The argument is that it had to be someone of a much higher station such as Edward deVere, the Earl of Oxford (the leading candidate) or Francis Bacon or Christopher Marlowe, . . . This article does a very good job of attacking these apparently bogus theories.
However, the makers of the new movie, Anonymous, probably thought that they would have a bigger moneymaker on their hands if they chose Shakespeare to be someone other than himself. Their choice was the leading candidate, the Earl of Oxford.
How apt can a name get?

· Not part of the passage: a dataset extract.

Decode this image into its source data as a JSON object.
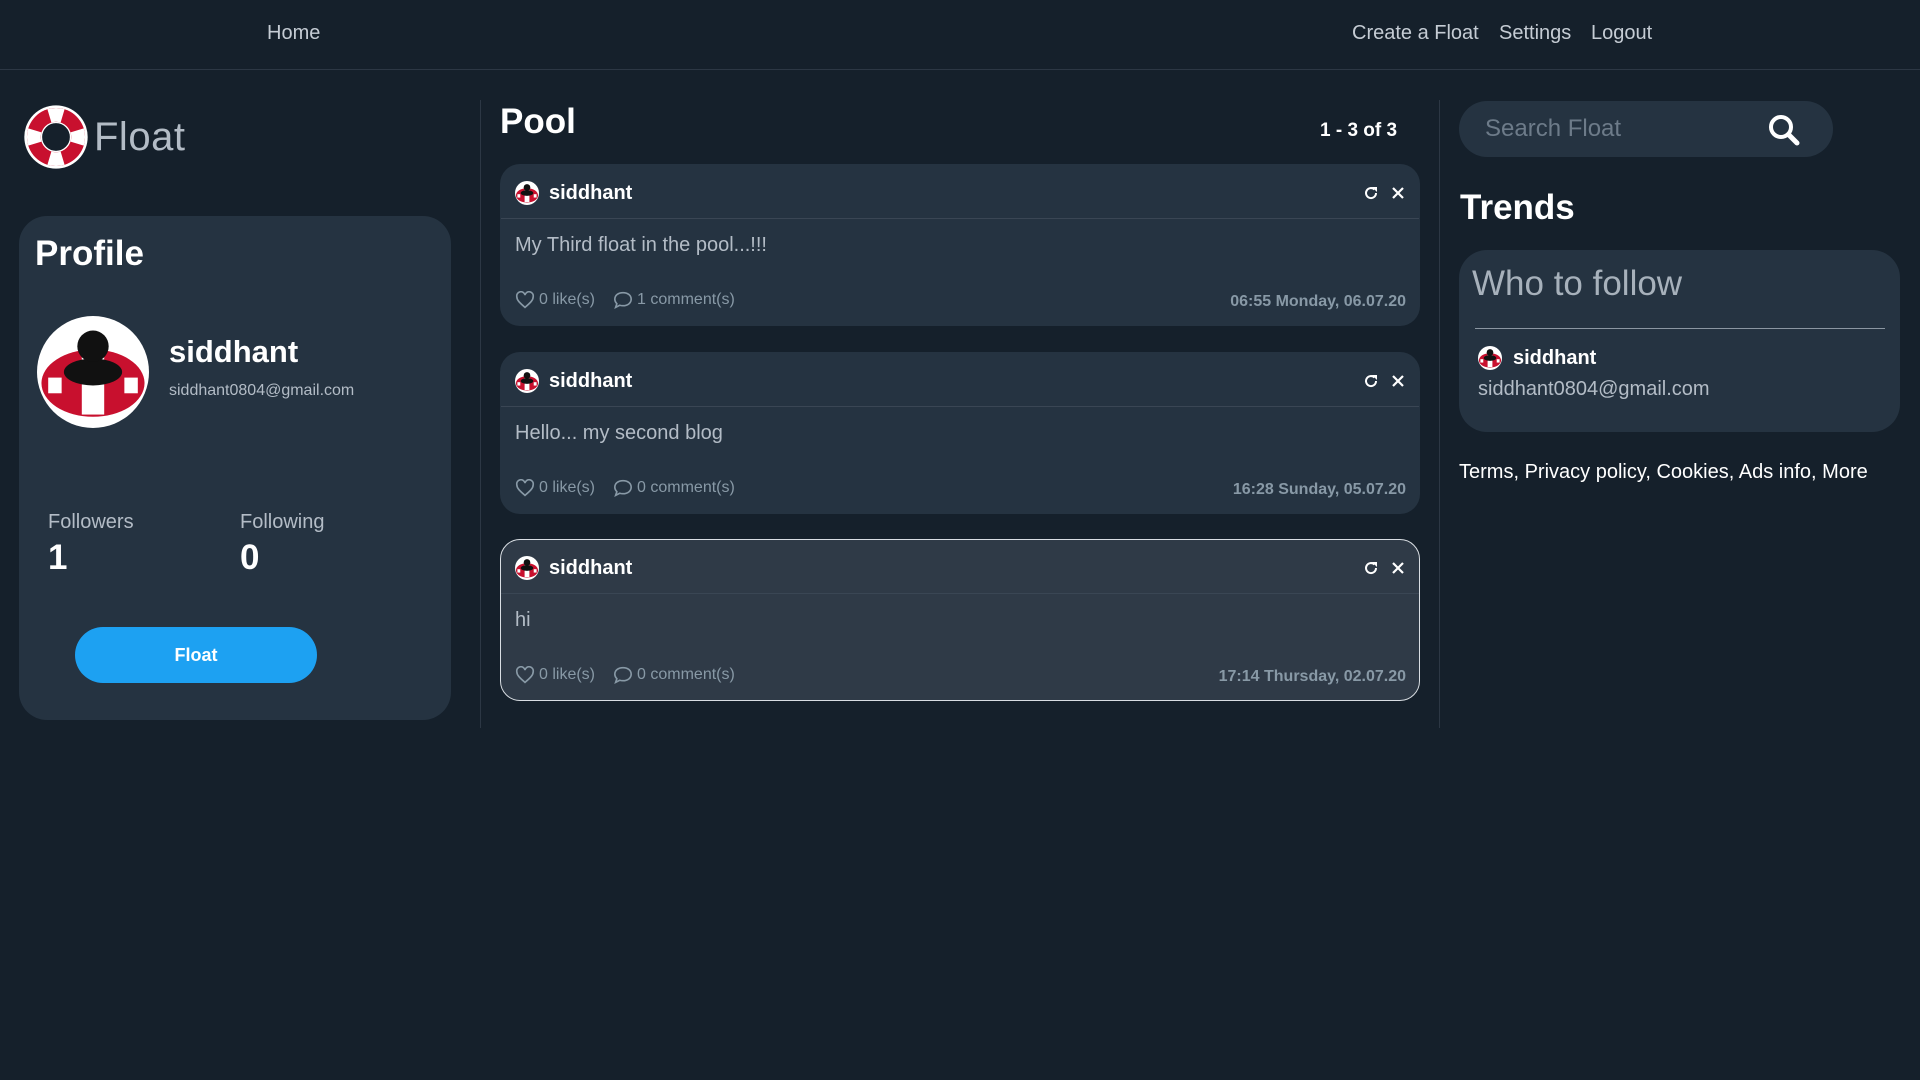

Thomas Looney’s theory was considered . . . well, looney.<2011 “The Oxford theory has been doing the rounds since 1920, when an English scholar, Thomas Looney (pronounced Loaney), first brought it before the world.”—Newsweek, 24 October, page 24>
The above pronunciation maneuver is a common one for people with a name that is not to their liking or one that brings a chuckle to all who hear it. The pronunciation ‘Loaney’ is an example of the latter.
An example of the former is a cover-up for the name Levine, which is normally pronounced ‘Leh veen,’ accent on the second syllable. Those who opt for the different pronunciation, choose ‘Leh vine,’ with the accent still on the second syllable.
So why the change? What’s wrong with what seems to be a perfectly acceptable pronunciation? The answer is that Levine is a common Jewish name and some Jews would rather not have a Jewish sounding name. This is a vestige of Jewish persecution, especially during the pograms of the late 19th and early 20th centuries and, of course, the Holocaust. Many Jewish emigrants to the U.S. even went so far as to give false names (which they later kept for fear of discrimination in the U.S.) when they landed on Ellis Island.
On a more cheerful note, I wonder if Thomas Looney was a fan of Looney Tunes.
Ken – November 1, 2011